After one coat of primer, four coats of paint (yes, you read that right. FOUR coats), and two coats of semi-gloss top coat we were in business. I just had to wait for the current furniture to sell so I could move it up to the nursery – which as you know happened last weekend.
That was my queue to put the finishing touches on the dresser: drawer liners and new hardware.
Here she is in her happy new home!
The drawer-liners are simply a roll of gift wrap (found a Michaels) cut to fit and then secured with double-sided tape. I found the yellow knobs at Anthropology (I couldn’t stomach buying enough for the whole dresser at $8 a pop!) so the silver pulls are from Home Depot.
I love the crisp white and how it really shows off the character of the dresser. Once we bring in the white crib I think the room will really start to look a bit more cohesive. And of course once I start adding more pops of that yellow (er, saffron) color around it will make those knobs seem a little more intentional.
I’m sure some of you are wondering about cost. I mean, the goal of DIY-ing something on your own is typically to save some mula, right?
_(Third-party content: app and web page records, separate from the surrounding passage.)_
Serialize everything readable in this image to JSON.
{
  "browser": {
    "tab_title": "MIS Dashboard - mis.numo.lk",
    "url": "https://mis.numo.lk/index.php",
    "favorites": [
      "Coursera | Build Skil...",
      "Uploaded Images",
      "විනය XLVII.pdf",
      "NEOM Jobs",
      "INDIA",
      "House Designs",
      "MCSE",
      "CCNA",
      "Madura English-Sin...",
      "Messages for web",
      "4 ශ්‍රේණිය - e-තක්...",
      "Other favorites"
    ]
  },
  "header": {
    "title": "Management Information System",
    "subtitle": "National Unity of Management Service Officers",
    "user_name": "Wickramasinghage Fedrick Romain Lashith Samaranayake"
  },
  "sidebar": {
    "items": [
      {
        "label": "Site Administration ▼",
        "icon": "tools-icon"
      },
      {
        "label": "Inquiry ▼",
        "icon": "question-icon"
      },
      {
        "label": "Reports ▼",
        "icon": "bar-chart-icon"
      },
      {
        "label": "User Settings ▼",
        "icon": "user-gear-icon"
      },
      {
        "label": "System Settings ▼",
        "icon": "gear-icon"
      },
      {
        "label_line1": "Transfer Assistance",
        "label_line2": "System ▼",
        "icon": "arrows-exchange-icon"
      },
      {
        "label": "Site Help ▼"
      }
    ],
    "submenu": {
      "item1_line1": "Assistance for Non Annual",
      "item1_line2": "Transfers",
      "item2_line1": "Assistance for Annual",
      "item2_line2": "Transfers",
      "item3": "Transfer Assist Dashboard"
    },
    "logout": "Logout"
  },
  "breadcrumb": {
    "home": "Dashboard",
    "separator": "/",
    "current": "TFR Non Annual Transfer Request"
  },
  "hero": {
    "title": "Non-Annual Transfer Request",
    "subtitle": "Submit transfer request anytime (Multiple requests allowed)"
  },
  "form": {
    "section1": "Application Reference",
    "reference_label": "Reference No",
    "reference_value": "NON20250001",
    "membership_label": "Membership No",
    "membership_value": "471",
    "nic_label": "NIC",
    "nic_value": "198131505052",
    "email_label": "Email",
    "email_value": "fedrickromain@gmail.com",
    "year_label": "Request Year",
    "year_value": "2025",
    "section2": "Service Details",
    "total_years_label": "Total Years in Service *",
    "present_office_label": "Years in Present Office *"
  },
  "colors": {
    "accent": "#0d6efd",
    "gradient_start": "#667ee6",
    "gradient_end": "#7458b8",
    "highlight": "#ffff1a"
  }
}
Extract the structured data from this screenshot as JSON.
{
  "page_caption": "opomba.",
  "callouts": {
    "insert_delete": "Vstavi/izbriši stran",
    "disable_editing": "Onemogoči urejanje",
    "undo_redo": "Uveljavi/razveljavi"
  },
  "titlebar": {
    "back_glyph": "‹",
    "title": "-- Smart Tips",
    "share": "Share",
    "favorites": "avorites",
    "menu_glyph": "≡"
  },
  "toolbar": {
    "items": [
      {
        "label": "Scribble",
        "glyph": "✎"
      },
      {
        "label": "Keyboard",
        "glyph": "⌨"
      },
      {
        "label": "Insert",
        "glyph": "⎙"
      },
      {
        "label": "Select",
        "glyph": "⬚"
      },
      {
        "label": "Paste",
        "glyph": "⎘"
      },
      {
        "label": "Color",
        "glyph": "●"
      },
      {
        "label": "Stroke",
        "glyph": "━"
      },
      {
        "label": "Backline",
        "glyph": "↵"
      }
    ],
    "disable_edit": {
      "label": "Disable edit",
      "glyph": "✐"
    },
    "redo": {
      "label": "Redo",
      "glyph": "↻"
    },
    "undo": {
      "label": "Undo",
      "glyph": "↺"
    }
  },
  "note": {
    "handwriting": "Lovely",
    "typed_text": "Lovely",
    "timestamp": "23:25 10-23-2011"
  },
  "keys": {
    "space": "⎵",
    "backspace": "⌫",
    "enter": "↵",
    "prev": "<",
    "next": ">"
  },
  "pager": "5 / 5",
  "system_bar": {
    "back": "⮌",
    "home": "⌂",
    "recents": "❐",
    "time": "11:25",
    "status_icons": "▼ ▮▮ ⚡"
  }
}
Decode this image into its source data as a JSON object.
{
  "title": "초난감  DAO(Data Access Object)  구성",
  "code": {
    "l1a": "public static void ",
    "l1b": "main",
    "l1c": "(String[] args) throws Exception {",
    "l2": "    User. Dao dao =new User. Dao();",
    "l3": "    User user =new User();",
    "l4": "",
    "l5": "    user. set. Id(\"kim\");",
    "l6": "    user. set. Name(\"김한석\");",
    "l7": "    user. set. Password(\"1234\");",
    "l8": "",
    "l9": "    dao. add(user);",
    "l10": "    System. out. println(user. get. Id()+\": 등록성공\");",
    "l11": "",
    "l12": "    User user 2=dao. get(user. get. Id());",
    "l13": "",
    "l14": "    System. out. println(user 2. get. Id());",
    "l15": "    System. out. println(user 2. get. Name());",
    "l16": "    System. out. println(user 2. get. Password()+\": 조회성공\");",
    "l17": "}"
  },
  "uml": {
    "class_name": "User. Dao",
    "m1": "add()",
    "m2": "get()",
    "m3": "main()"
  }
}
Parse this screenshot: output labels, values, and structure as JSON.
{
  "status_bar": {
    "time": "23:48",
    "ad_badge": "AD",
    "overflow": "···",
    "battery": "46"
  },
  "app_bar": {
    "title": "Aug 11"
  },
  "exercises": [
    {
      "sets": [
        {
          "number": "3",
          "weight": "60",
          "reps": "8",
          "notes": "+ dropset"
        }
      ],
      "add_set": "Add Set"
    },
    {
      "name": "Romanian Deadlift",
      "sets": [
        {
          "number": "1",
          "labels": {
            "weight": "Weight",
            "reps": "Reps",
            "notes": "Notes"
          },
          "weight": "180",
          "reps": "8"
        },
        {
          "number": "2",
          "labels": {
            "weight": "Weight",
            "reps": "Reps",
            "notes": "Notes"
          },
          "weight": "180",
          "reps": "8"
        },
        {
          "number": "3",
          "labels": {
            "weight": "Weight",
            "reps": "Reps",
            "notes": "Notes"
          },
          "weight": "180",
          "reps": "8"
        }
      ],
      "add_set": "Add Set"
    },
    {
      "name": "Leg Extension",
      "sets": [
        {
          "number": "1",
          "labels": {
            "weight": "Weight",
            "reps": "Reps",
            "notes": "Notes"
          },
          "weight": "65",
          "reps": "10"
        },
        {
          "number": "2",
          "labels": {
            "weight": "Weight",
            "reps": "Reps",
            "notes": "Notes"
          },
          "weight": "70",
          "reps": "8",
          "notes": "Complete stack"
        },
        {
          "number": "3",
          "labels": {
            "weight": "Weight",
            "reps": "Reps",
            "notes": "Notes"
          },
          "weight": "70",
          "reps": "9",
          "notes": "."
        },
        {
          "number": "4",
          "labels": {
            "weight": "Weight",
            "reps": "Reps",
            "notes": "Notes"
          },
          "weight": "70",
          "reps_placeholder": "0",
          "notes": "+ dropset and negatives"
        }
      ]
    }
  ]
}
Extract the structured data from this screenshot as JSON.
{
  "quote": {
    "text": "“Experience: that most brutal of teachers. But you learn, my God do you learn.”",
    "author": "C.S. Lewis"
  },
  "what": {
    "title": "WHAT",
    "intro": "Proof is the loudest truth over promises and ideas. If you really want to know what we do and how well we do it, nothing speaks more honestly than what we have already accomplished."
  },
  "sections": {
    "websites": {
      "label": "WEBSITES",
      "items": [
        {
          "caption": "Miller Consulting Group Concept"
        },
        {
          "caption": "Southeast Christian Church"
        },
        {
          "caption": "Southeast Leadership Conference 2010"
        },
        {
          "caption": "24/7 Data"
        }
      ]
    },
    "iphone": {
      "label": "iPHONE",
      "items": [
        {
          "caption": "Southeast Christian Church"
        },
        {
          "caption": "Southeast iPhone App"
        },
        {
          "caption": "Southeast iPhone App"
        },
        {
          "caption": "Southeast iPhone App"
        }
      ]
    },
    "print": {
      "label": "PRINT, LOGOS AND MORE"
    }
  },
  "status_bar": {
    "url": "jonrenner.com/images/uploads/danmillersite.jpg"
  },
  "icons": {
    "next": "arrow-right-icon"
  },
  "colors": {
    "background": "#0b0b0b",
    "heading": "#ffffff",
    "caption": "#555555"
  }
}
Well, to be honest, I’ve been a little scared to add it all up. Since I didn’t have any of the supplies onhand I had to buy everything (like paint, primer, floetrol, etc.). And then there’s the hardware, etc.
My best guess is that I came in right under $200. Which I suppose isn’t bad considering that (1) that’s still cheaper than some of the already-finished dressers I was originally looking at, (2) it’s a one of a kind piece, (3) it’s solid wood unlike most of the veneer-finished dressers today and (4) it was made with love. Can you really go wrong there?
I didn’t think so.
I’m just thankful I did all of this work before showing too much because I’m not sure I could maneuver around as well these days! Oh, and don’t worry pops – I was wearing a mask the whole time and bought the no-VOC paint. Safety first.
So there you have it. Again, I apologize for the lack of photos during painting….but that’s pretty self-explanatory anyways.
There’s still lots to accomplish on the nursery to-do list but it’s nice to see progress being made. I actually took on the Pinterest Challenge this weekend and made a mobile…so stay tuned for that reveal on Wednesday!
Oh, and aren’t ya’ll proud of me for not painting it black?!